(Using Living Wills or Health Care Agents to authorize final decisions)
A living will is not a will in the conventional sense of the word. It is used in cases of severe illness or injury, and unlike a standard will, it doesn't affect what will happen after you've died. A living will gives instructions specifically regarding the use of life support in the event of terminal illness or injury, and when and how it should be used. A living will is only applicable when the individual is unable to communicate his or her wishes.
In Connecticut as in all states other than North Carolina, South Carolina and Tennessee, the only requirements for making a living will legal are that the individual is of sound mind and body, and the document is uniform in appearance and signed by two or three witnesses who aren't immediate family members.
All 50 states require two witnesses to the signing of a living will. To be competent as witnesses, these individuals must be legal adults, with the capacity to know that they're acting as witnesses to a living will. They may be called on to testify with respect to the signing of the will. Family members, estate beneficiaries and anyone closely connected to the party are likely to be declared invalid witnesses because of potential conflicts of interest.
Connecticut allows an adult (age 18 and over) to complete a living will in advance of their incapacitation. While Connecticut law does not mandate the use of a particular form, there is a suggested form which is set forth in C.G. S. 19a-575. It is prudent to use the suggested form.
The form must be executed in the presence of two (2) witnesses. These witnesses must also execute the document. It does not need to be notarized. Another option which is available in Connecticut is for an adult to execute a document which contains health care instructions, the appointment of a health care agent, the appointment of an attorney-in-fact for health care decisions, the designation of a conservator of the person for future incapacity and a document of anatomical gift. All of this is contained in a single document, and the suggested form is set forth in C.G.S. 19a-575a.

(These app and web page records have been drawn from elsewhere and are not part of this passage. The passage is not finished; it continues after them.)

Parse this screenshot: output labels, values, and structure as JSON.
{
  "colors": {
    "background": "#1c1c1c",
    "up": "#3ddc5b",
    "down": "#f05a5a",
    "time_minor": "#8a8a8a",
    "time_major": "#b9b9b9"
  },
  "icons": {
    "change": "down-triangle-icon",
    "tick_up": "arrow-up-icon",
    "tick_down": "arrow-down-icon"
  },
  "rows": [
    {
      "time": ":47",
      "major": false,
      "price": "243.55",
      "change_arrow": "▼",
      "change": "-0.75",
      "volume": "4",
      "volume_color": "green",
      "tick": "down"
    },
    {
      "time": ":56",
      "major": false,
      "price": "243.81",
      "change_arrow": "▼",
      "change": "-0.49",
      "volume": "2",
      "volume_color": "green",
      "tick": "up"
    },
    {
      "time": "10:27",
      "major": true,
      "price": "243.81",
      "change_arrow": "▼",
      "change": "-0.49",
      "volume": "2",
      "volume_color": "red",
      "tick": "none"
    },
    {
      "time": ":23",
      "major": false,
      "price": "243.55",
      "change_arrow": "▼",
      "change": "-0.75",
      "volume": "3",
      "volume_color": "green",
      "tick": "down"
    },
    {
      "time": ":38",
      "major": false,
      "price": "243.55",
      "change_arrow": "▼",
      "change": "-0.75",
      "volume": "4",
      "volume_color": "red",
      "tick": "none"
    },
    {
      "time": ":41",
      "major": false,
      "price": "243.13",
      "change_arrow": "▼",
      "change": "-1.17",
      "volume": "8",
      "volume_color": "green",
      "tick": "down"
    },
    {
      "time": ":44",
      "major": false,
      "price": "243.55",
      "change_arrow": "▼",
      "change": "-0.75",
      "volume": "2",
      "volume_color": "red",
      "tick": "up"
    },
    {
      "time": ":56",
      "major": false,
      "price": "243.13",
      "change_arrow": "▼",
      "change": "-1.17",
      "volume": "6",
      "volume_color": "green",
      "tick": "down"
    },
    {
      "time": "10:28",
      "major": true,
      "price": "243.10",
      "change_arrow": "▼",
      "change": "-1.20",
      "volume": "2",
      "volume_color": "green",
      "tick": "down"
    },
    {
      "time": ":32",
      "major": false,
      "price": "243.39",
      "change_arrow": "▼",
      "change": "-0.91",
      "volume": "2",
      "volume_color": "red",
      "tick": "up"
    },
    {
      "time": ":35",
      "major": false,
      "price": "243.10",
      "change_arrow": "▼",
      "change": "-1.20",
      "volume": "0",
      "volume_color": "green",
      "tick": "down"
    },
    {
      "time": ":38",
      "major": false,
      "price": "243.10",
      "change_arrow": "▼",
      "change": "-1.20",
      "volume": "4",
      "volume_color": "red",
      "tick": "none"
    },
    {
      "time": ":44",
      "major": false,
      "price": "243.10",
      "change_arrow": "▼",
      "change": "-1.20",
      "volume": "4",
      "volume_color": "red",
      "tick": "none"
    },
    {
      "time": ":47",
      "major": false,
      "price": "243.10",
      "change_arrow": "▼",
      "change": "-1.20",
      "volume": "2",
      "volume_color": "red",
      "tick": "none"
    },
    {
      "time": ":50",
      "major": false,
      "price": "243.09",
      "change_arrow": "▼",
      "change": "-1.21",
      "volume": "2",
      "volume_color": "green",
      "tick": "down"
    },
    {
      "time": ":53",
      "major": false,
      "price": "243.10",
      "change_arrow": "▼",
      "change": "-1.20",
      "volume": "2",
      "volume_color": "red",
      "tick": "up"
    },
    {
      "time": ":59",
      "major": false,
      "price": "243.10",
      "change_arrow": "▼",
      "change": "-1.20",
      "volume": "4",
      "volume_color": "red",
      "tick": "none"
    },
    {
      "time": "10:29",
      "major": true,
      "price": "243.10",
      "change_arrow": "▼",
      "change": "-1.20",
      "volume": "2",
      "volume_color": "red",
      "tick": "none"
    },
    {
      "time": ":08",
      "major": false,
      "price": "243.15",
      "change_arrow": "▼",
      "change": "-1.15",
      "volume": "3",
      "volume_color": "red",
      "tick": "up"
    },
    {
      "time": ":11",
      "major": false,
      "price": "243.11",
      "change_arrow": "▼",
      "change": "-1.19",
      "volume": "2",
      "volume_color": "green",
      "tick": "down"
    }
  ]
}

Again, it is prudent to use the suggested form. The form must be executed in the presence of two (2) witnesses, and these witnesses must also execute the document in the presence of each other and in the presence of the person signing the document. The witnesses must also execute an affidavit which must be notarized.

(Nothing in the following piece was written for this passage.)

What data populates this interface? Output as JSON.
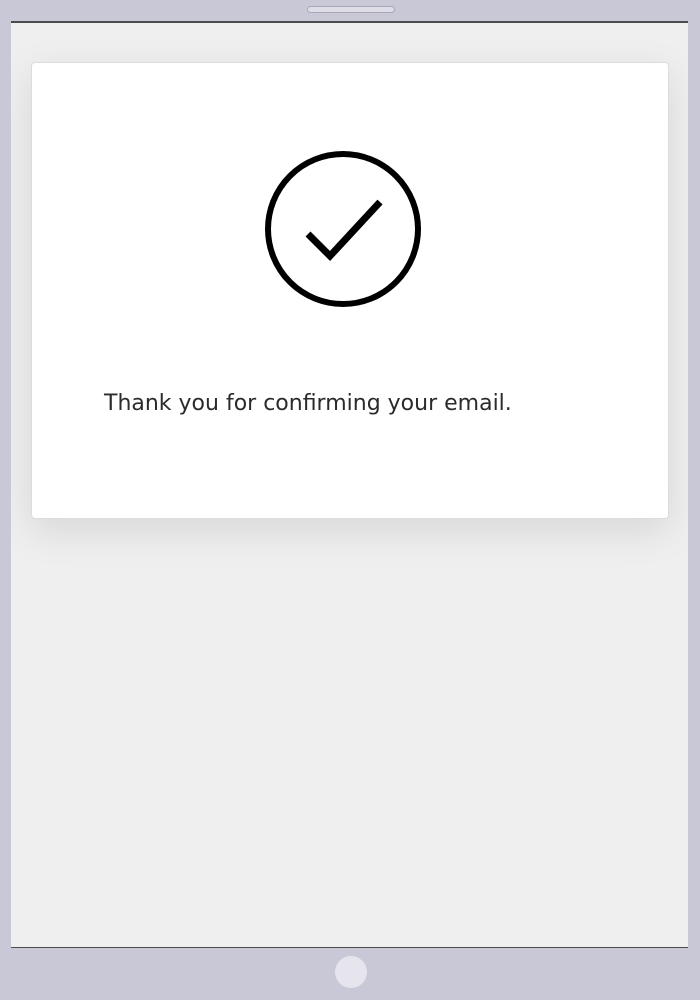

Finally, there is a simple form for appointing a health care agent, as authorized by C.G.S. 19a-577. Again, this form requires two (2) witnesses. The person appointed as the health care agent cannot be one of the witnesses.